— Exercise requirements —
Scan the entries for the word "file" and return every line that has it.

— Given data —
--------------------------------
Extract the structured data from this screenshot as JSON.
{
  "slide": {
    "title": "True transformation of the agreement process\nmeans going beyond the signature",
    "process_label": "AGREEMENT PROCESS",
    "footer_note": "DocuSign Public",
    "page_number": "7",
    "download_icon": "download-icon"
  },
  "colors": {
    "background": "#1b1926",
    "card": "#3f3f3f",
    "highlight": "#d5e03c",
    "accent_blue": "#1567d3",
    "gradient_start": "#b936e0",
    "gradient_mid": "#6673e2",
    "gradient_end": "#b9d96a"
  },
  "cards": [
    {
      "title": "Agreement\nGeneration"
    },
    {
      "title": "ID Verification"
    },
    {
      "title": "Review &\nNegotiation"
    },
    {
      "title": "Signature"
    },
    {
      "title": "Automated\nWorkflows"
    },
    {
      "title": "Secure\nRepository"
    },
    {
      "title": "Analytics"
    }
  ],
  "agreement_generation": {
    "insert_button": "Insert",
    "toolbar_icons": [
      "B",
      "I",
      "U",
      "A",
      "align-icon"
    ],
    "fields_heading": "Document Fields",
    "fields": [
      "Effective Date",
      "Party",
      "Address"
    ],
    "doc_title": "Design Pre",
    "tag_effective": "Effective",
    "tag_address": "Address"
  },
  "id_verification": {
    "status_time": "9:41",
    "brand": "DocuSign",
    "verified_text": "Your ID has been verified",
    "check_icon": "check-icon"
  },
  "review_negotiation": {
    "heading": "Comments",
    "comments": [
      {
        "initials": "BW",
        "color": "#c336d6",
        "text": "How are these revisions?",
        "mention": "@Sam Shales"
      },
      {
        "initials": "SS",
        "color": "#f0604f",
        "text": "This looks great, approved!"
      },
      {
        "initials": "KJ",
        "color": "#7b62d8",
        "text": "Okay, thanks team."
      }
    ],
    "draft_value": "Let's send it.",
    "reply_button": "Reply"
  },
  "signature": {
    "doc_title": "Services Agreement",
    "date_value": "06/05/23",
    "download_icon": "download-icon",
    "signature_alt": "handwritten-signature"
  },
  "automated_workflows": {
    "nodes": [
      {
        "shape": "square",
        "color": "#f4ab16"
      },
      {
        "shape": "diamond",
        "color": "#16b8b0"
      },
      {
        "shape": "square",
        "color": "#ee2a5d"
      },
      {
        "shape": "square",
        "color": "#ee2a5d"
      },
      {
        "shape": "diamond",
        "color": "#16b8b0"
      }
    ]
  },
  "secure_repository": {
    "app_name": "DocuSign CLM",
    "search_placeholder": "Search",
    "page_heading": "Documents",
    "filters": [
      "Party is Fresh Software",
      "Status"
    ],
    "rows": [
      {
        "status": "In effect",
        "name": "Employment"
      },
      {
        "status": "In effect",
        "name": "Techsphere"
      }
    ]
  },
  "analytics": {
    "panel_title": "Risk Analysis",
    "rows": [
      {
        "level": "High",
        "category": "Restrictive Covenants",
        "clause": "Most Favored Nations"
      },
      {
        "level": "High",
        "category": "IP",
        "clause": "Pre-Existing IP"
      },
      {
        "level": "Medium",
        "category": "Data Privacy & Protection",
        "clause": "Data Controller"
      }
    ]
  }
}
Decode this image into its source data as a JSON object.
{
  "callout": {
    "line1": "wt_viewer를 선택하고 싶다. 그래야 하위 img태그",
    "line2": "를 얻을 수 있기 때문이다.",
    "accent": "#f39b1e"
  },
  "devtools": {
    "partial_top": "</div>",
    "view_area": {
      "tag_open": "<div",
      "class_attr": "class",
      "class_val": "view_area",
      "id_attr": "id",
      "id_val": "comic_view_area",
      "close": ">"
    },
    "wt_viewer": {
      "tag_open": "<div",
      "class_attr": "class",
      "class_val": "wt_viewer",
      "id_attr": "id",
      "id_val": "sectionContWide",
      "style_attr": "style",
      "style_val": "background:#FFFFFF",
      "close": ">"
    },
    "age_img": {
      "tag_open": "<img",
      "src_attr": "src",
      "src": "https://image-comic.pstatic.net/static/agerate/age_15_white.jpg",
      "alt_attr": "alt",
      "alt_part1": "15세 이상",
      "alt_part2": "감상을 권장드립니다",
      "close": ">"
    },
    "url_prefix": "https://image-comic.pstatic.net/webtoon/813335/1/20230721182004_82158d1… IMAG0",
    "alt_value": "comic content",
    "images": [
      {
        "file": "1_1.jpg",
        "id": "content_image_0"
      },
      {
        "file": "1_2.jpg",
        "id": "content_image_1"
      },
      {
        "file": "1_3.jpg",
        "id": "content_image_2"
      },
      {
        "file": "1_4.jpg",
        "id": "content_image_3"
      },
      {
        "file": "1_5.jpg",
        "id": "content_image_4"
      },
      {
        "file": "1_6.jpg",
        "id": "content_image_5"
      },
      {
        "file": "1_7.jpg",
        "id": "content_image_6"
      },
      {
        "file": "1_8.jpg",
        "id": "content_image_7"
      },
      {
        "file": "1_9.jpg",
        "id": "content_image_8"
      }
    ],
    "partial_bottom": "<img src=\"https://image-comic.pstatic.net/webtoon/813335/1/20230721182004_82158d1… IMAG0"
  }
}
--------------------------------
— Response area —
        "file": "1_1.jpg",
        "file": "1_2.jpg",
        "file": "1_3.jpg",
        "file": "1_4.jpg",
        "file": "1_5.jpg",
        "file": "1_6.jpg",
        "file": "1_7.jpg",
        "file": "1_8.jpg",
        "file": "1_9.jpg",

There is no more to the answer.